▶ What the exercise asks:
Should a line in the entries below contain "National", return that line.

BEGIN Data to use

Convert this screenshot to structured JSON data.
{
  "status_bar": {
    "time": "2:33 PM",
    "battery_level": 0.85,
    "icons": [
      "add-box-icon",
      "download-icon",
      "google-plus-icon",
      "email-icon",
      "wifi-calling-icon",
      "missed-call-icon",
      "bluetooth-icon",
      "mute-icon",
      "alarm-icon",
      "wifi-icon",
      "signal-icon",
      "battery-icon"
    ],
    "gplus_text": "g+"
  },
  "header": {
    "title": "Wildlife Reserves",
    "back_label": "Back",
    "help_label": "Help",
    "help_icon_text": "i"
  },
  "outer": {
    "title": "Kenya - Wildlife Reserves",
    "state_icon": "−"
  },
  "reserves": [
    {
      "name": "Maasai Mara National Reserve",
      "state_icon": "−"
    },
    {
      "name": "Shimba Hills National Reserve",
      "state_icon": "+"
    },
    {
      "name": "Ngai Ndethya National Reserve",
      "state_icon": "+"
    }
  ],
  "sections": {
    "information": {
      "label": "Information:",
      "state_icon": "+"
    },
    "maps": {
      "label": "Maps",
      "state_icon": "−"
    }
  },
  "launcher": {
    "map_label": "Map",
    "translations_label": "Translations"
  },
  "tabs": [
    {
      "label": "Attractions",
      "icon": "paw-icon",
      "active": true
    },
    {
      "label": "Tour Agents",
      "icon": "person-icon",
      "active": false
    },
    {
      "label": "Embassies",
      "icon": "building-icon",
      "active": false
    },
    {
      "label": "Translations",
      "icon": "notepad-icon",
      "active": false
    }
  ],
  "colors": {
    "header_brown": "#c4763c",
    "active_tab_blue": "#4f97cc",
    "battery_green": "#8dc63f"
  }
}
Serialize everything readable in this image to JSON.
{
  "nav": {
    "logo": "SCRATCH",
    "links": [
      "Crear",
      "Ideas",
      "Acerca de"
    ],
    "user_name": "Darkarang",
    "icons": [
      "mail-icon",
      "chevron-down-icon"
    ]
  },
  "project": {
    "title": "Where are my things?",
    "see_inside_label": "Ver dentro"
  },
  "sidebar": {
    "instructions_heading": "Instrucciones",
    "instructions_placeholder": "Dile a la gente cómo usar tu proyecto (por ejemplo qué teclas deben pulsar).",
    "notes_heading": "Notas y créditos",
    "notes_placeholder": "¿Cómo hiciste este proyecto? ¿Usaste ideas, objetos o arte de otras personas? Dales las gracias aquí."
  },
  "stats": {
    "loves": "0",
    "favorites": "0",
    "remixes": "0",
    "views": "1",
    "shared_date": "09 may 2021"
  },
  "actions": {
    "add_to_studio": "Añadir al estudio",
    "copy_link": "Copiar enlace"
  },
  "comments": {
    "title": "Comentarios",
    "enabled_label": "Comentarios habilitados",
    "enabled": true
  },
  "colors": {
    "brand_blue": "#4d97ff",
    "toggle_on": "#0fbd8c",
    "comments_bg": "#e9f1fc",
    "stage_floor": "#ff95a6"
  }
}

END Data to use

▶ Exercise solution:
      "name": "Maasai Mara National Reserve",
      "name": "Shimba Hills National Reserve",
      "name": "Ngai Ndethya National Reserve",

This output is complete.